  • A large two-way table (more than 2 rows and 2 columns) can be a great context to ask a variety of questions: probability, joint probability, conditional probability, complement events, independence of two events, mutually exclusive.
  • A problem where some information is given in words and students can choose whether to use a Venn Diagram, a two-way table, or a formula to answer the question.
  • One question in which students can use a tree diagram. This question should have two parts: one that requires students to add two or more probabilities and one that asks students to find a conditional probability.
  • At least one old AP question.  There are many to choose from and they are very accessible for students after completing this chapter.

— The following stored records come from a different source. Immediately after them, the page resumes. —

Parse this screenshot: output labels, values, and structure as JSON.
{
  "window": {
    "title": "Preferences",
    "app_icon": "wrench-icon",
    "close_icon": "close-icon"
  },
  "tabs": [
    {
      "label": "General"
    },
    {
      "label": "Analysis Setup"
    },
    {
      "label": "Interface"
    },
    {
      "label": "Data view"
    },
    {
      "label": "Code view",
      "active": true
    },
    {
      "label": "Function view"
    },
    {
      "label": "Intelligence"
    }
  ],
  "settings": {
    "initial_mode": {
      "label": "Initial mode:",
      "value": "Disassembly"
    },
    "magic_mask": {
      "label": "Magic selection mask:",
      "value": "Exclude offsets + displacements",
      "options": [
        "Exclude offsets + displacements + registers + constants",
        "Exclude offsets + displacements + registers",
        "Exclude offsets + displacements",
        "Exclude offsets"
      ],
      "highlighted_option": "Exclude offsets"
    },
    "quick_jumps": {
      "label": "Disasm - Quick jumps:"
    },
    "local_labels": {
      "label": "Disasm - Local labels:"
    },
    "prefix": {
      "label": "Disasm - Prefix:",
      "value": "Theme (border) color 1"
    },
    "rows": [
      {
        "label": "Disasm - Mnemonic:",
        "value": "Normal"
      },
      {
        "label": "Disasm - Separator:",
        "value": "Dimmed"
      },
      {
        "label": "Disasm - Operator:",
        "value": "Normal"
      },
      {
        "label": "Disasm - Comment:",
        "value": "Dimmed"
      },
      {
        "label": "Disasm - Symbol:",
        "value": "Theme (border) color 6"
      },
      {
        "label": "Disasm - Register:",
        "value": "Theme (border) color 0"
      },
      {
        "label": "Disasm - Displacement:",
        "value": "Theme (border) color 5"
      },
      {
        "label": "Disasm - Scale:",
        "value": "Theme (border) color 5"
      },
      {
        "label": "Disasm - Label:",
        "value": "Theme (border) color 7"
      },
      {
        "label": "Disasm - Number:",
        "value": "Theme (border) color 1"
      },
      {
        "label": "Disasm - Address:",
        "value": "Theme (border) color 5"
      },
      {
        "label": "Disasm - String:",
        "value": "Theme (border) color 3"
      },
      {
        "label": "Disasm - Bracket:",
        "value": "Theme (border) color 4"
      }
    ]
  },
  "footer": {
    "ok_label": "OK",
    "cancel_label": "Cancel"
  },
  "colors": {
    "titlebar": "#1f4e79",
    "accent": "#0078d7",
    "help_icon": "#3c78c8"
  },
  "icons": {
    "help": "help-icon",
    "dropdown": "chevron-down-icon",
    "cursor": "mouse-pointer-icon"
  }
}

Here are some tips to give your students

  • Close reading and careful writing are critical to your success this year.
  • Be sure to answer all parts of each question.
  • Use your list of strategies first. Rely on formulas last.
  • Show your work. For probability questions, this does not mean showing a formula–you need only show numbers. Most of the time a fraction and then the decimal equivalent is sufficient (i.e. 15/32 = 0.47). If this student only wrote 0.47 they would not get full credit on the AP Exam (naked answer).
  • If you are struggling to remember a concept, always go back to the context of the Activity where you learned the idea. Mutually exclusive events –> Brown Eyed Female. Independent events –> English or Math. Tree Diagrams –> Pair of Aces.
  • The best way to get better at probability questions is to do more probability questions.

On to Chapter 6!